Strap Yourself In (It's Gonna be a Bumpy Ride)

Strap Yourself In (It's Gonna be a Bumpy Ride)

Funology
Funology
Dec 19, 2015, 1:46 PM |
1
I like chess concepts that have vivid images or interesting names attached to them, as it makes the concept more engaging and memorable. 'Pawn Avalanche', 'Swallow's Tail Mate', 'Orangutan Opening' all conjure an image that entertains you as well as helping the idea behind it stick in your brain.

In my opinion, the holy grail of chess teaching is giving a concrete image to an abstract chess concept. For example, in Hans Kmoch's book Pawn Power in Chess, he identifies different types of pawn and strategies associated with them, such as the 'Sealer Sweeper'. In his brilliant tract Mayhem in the Morra, Marc Esserman invents intriguing names for opening variations ('Taylor's Temple of Doom') and uses strong imagery to describe them.


Coaches and titled players often talk of chess being about pattern recognition. Even if they don't have names for all of them, strong players know a great deal of patterns (or themes, ideas, motifs, priyomes, etc.), and are able to recognise, exploit, and create them at the board. I would like to humbly propose calling the following simple pattern The Seatbelt:









The Kings are wearing Bishop 'seatbelts'; diagonal chains that lock them in place. This often comes about when the enemy fianchettoed Bishop has been exchanged, leaving a plethora of weak squares around the King. Seatbelting the enemy King can often help you get a checkmate, as the King has few moves and is vulnerable to a Queen landing on g2 or a Rook on f1:



As with all checkmate patterns, spectacular sacrifices are sometimes needed to bring The Seatbelt to fruition:


 

Apologies to Chris! My previous move had been a blunder, so I made up for it with the next one: 


The Seatbelted King is not just vulnerable to checkmate, it can also be a terrible positional weakness in the endgame, as he is paralyzed and cannot participate in the fight.


So that's the Seatbelt.
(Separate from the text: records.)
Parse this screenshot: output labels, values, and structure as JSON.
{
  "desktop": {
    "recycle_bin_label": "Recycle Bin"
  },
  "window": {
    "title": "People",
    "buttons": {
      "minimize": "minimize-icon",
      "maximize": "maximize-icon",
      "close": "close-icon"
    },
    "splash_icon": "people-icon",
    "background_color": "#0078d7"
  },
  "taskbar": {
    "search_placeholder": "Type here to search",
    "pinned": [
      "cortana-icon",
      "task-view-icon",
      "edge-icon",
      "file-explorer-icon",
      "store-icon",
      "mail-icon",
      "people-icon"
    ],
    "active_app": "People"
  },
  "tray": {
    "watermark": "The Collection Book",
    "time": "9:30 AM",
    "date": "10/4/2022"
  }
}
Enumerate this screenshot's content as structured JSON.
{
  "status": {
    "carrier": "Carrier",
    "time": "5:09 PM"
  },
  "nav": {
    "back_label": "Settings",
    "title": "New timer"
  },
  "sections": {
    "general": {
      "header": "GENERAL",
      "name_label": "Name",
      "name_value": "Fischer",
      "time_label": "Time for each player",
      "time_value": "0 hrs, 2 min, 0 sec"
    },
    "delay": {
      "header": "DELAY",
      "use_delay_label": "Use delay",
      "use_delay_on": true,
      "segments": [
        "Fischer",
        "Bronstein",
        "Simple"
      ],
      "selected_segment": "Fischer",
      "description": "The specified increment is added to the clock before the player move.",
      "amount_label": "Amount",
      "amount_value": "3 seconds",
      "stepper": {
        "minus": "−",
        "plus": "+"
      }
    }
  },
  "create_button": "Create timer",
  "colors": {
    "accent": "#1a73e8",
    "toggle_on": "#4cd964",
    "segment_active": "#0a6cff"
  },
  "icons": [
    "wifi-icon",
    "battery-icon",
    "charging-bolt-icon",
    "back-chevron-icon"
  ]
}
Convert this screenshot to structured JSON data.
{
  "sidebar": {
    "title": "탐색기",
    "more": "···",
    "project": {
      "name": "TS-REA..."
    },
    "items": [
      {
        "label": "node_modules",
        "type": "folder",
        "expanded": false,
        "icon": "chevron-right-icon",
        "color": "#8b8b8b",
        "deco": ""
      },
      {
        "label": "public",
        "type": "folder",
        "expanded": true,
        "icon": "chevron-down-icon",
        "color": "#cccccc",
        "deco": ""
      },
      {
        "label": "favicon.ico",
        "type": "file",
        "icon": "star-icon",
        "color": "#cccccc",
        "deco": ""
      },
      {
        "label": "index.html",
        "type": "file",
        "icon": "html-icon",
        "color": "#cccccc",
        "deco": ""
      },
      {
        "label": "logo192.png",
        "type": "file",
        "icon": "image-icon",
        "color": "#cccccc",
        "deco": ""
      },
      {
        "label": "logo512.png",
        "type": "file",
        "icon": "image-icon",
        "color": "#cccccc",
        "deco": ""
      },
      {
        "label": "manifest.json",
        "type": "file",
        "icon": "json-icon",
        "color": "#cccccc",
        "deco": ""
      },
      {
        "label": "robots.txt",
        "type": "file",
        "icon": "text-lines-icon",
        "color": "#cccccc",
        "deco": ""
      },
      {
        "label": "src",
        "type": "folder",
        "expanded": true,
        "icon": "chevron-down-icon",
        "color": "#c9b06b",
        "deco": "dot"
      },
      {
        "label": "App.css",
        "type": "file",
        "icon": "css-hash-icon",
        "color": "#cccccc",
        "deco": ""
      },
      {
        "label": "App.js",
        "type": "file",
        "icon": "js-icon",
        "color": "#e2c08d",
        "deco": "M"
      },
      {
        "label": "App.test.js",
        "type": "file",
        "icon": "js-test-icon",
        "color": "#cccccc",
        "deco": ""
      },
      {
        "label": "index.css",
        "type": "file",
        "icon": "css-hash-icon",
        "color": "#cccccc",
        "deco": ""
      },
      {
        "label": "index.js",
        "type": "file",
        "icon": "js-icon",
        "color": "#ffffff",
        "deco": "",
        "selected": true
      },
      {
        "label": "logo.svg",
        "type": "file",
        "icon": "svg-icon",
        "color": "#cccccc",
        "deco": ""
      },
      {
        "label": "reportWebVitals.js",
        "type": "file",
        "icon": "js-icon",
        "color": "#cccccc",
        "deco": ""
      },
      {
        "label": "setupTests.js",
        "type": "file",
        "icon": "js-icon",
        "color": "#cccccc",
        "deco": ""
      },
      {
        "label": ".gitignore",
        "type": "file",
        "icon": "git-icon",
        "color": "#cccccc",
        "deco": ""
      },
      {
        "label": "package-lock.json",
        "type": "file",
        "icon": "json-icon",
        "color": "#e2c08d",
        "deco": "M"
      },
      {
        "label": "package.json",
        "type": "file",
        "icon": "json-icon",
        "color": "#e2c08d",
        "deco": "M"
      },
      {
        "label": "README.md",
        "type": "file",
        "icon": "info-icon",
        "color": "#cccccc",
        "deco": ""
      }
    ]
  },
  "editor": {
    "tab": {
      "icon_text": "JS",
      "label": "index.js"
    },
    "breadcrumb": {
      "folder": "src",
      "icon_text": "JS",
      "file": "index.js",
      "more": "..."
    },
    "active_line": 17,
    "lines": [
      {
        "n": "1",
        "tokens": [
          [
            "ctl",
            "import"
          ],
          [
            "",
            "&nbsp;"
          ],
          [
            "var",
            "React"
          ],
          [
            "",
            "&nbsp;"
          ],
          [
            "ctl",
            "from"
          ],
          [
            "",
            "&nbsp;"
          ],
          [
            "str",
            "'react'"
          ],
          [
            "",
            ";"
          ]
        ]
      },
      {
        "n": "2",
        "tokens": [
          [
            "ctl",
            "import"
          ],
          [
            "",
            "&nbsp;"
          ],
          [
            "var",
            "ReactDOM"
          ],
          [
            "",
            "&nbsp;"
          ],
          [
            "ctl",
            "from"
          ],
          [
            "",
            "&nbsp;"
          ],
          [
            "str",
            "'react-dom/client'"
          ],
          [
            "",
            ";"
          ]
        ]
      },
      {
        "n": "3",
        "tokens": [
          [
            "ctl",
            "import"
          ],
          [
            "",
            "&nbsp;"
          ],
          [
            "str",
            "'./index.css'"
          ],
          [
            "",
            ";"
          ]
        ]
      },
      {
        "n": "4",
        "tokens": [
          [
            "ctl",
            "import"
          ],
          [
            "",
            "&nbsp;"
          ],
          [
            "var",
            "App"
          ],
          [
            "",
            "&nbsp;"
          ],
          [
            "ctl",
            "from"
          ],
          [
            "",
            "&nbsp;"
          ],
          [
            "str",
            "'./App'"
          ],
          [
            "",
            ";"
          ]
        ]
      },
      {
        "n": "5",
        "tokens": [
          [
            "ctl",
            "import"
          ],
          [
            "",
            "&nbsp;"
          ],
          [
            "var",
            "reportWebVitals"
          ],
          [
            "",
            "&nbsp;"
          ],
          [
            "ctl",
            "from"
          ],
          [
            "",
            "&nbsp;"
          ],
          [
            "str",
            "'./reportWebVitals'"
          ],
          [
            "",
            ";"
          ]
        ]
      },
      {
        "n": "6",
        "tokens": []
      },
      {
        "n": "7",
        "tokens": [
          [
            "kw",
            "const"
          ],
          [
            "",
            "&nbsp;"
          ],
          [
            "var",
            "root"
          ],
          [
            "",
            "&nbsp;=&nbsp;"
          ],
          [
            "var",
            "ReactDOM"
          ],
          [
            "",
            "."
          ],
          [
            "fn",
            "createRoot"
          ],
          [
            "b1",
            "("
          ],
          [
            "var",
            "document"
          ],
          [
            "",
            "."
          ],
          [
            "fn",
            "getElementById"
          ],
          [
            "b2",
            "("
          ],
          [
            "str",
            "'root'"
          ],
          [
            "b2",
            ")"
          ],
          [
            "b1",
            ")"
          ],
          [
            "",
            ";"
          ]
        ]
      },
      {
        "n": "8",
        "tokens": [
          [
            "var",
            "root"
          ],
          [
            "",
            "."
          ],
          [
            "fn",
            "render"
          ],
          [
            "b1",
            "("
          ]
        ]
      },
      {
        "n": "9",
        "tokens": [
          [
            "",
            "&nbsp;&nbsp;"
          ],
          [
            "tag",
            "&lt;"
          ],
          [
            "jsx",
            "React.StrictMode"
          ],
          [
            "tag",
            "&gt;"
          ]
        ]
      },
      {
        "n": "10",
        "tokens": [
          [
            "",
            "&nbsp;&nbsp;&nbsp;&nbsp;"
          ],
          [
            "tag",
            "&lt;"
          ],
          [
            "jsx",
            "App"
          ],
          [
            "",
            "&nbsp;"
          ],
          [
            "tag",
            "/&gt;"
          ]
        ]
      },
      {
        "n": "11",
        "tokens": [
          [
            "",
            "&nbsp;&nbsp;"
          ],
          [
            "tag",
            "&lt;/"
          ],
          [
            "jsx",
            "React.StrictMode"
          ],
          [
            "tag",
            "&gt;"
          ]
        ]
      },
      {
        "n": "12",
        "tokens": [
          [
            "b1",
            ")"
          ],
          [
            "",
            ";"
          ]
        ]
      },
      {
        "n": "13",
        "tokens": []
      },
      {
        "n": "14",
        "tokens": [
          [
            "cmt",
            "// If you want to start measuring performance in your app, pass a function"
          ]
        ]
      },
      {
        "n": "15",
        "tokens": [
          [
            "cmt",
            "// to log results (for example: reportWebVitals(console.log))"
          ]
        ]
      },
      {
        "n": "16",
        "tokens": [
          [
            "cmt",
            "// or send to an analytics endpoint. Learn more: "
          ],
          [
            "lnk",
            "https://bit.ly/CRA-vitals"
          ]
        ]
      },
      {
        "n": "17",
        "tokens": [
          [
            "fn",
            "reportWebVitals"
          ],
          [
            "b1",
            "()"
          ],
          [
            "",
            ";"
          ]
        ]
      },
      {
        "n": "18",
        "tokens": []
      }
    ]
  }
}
Make up your own names for concepts that seem important - the sillier the better! You'll remember more that way.